SOURCE RECORDS: Begin

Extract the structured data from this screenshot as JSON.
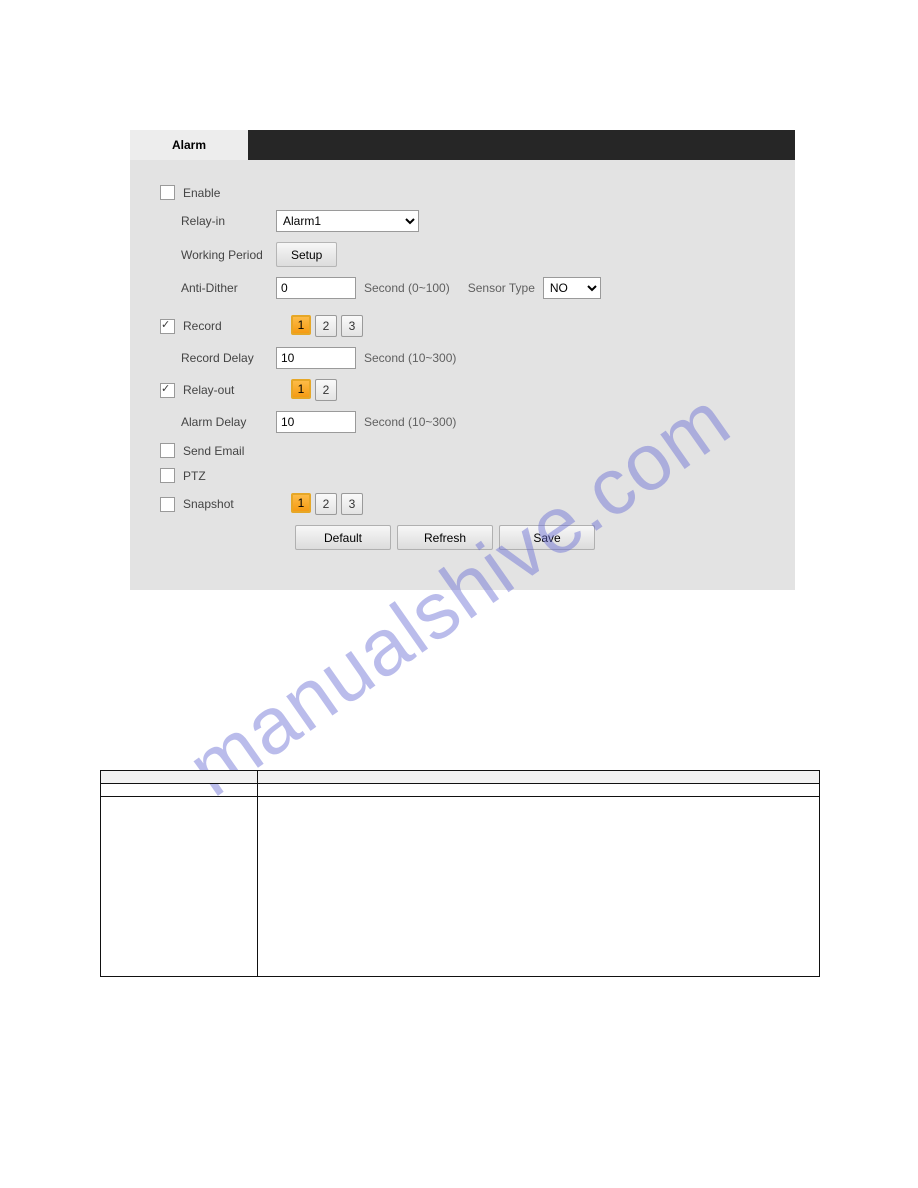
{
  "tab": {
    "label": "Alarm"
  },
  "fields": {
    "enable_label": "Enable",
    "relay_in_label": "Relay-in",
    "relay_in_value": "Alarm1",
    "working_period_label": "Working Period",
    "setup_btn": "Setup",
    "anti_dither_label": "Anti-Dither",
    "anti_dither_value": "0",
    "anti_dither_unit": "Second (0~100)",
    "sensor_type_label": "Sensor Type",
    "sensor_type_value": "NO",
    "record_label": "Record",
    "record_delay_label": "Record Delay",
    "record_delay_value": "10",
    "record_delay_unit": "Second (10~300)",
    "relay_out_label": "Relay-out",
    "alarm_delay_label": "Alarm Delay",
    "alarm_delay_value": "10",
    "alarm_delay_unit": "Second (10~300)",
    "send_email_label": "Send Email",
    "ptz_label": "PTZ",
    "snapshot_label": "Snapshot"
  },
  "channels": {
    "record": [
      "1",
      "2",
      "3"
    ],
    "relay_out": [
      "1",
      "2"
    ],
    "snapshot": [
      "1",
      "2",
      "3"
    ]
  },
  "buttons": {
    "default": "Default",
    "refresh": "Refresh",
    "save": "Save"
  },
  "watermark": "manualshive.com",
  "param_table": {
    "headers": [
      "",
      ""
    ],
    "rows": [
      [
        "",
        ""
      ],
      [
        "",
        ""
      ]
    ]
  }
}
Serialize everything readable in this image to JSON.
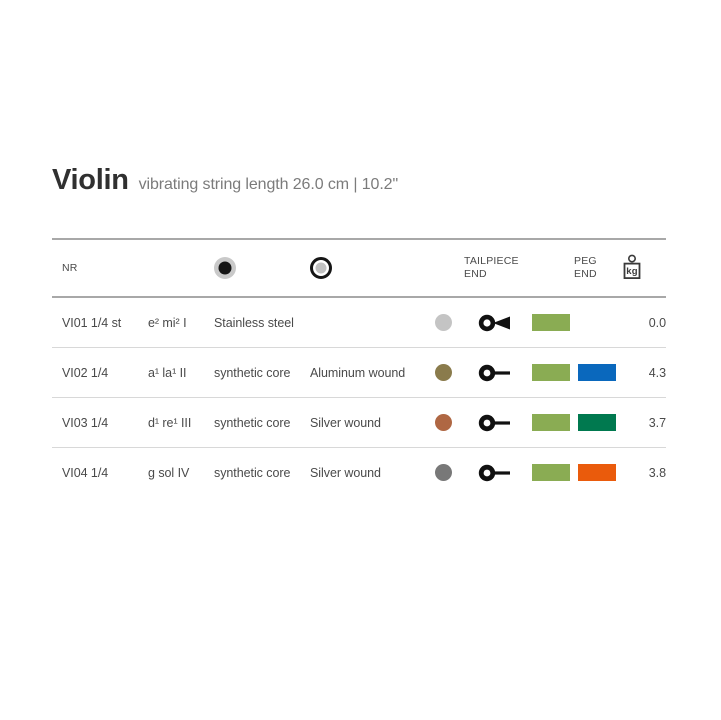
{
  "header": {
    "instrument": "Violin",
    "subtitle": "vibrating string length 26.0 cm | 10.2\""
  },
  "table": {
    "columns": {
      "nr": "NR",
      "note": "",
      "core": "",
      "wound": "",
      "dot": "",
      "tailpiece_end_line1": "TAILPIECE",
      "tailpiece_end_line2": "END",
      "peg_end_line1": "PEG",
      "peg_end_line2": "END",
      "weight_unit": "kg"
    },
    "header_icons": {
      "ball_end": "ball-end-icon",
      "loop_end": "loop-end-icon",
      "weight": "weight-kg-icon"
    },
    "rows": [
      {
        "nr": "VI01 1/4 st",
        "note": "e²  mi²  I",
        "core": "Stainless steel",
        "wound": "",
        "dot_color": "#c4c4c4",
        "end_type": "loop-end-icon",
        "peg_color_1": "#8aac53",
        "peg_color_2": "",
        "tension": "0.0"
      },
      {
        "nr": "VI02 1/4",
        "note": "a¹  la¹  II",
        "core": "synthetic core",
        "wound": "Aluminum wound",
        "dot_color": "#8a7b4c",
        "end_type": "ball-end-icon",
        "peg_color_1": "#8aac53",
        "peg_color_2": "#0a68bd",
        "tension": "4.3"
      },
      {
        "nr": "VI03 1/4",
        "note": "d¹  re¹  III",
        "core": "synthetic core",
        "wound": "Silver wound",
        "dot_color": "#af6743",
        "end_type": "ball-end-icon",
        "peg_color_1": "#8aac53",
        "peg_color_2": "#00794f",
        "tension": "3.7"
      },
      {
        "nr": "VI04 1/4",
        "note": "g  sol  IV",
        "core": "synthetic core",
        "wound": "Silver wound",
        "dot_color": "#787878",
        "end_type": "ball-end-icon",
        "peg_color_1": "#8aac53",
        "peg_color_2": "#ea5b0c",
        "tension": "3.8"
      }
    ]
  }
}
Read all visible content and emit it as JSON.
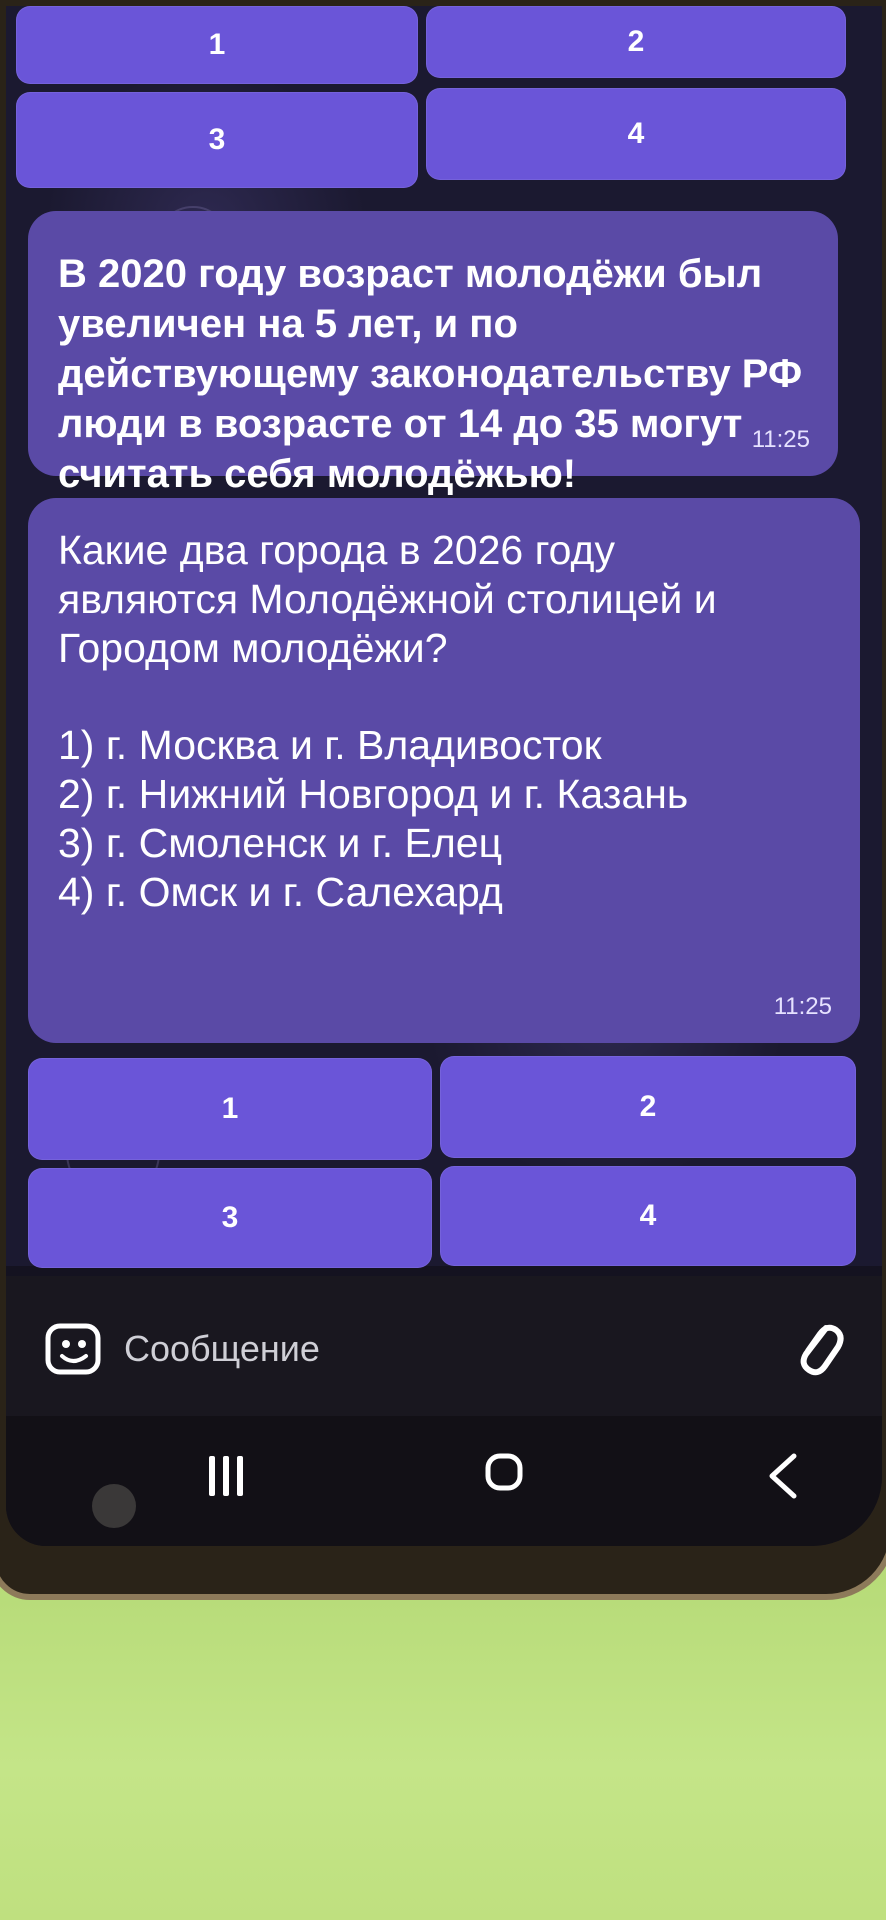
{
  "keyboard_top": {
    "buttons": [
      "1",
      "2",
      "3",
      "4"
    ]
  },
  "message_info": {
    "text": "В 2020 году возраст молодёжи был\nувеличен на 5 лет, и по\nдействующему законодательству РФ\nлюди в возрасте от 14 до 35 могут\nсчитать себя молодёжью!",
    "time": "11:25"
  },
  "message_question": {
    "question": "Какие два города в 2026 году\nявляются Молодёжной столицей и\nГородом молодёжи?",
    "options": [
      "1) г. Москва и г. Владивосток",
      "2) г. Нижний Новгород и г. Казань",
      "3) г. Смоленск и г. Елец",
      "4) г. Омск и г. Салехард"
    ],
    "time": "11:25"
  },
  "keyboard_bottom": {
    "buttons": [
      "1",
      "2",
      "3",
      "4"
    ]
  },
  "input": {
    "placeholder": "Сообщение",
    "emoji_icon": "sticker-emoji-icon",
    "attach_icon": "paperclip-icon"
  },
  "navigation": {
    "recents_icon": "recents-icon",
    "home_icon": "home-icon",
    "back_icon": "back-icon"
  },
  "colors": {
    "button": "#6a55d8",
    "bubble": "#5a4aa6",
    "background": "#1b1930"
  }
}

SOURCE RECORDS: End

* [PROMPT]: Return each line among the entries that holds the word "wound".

* [FINISHED TASK]:
      "wound": "",
        "wound": "",
        "wound": "Aluminum wound",
        "wound": "Silver wound",
        "wound": "Silver wound",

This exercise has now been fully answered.